The Blumhouse Book of Nightmares: The Haunted City
is a stunning anthology from some of the biggest names in horror film and literature.
First a bit about the editor. Jason Blum has worked as an executive producer for Bob and Harvey Weinstein. In 2000 he founded Blumhouse Productions, which specializes in micro-budget movies. For example, Paranormal Activity, which was produced for $15,000 and has earned nearly $200 million. Blum also produced Insidious, Sinister, The Purge, and the soon-to-be-released, The Gallows. I’d say he knows a thing or two about horror.
For The Blumhouse Book of Nightmares: The Haunted City, Blum has gathered some of the biggest names in modern horror films and literature and given them two guidelines – let the story take place in a city and enjoy no other creative constraints whatsoever.
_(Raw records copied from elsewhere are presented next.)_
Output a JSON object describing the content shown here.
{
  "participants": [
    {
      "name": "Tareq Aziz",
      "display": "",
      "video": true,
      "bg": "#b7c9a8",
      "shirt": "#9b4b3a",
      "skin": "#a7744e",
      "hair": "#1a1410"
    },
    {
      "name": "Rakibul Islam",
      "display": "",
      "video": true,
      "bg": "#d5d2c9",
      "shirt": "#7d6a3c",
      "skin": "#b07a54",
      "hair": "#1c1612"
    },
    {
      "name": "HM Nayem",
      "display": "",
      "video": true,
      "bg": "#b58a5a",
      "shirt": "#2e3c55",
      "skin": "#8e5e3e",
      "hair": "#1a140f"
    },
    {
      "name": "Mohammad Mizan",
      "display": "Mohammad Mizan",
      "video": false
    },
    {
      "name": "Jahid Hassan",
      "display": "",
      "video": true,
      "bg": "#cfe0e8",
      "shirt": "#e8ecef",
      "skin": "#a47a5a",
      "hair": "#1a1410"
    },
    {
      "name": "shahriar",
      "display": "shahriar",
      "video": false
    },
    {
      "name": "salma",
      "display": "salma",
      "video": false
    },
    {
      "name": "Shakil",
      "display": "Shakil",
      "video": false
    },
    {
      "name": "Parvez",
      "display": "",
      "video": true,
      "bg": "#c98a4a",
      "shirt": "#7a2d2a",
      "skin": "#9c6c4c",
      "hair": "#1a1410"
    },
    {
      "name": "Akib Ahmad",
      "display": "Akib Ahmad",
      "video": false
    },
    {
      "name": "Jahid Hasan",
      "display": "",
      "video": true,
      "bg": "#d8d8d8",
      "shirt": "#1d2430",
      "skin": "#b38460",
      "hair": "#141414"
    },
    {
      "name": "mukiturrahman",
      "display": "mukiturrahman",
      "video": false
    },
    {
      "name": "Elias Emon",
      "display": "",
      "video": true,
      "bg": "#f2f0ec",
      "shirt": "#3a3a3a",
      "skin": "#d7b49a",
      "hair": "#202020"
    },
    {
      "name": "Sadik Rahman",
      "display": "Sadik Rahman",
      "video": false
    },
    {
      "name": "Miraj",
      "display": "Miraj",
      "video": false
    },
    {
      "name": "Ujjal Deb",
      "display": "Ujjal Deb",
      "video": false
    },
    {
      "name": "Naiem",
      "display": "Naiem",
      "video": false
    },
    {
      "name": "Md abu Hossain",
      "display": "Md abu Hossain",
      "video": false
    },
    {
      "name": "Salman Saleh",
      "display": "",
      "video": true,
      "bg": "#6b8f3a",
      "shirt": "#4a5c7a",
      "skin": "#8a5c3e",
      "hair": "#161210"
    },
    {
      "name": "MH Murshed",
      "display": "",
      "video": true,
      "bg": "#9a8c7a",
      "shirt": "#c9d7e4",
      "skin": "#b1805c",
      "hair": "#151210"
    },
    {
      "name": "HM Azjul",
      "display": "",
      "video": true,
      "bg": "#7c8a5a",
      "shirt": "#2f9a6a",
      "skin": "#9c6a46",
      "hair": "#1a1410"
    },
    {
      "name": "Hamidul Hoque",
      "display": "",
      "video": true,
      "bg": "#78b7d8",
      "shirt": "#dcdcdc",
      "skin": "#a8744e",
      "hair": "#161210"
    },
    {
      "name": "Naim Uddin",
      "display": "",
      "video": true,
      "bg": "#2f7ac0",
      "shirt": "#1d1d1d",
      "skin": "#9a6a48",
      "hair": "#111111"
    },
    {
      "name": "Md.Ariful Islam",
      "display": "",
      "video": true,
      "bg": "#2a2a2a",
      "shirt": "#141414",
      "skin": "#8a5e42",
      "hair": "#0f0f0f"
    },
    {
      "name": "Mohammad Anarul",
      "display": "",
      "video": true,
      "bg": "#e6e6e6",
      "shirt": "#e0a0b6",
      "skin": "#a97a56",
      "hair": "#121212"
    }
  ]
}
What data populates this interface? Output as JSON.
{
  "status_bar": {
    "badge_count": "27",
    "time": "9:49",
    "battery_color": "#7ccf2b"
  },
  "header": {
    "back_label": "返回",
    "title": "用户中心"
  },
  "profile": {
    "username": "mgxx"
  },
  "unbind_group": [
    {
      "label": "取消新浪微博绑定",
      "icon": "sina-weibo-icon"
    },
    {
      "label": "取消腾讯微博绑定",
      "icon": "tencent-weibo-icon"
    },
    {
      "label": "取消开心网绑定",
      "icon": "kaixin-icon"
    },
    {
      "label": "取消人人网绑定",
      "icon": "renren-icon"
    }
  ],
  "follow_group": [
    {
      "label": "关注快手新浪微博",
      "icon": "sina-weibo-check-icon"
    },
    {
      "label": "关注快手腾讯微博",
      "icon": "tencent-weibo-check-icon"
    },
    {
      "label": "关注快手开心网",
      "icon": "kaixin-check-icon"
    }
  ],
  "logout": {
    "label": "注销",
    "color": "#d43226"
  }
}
The result is an impressive volume of some of the best horror I’ve read this year.The collection gets off to a helluva start with “Hellhole” by writer/director Christopher Denham. Sam and Martha Rathbone purchase a fixer-upper in Crown Heights, New York and move in with their six-year-old son, Max.
“Behind a wall of cobwebs and dusty canned goods, Max found a doll about his size. Its body made of sticks tied together with twine and its head was a burlap bag filled with twigs. It didn’t have hair and it didn’t have clothes. Nothing cute about it. Which was fine by Max. He hated cute toys.”
What follows is a beautifully written short with more horror than many full-length novels.Another story worth mentioning is “Golden Hour” by screenwriter Jeremy Slater, whose credits include The Lazarus Effect
and the reboot of The Fantastic Four
. This one left me wondering if the protagonist was really a monster hunter or just a paranoid schizophrenic; either way there’s some extreme monster stuff here.
The collection closes just as strong as it begins with “Procedure” from screenwriter/director/producer James DeMonaco, best known for his work on The Purge movies. New York City has a new serial killer on the loose:
“I refocus on the victim’s chest, which bears the same foot-long crudely stitched incision as the four others who were on this table recently. Infected, swollen, oozing multicolored pus and bile. It’s as if JD went in for a heart bypass at the world’s worst hospital, with the world’s most incompetent doc, had his skin scalpeled with a rusty steak knife, his breastbone rent asunder with a chain saw, and was then stitched back up by handicapped kids using Pixy Stix and a ball of yarn.”
The truth of what is happening in this story went far beyond my wildest expectations.Overall, this is a high quality anthology where every story hits the mark. My highest recommendation.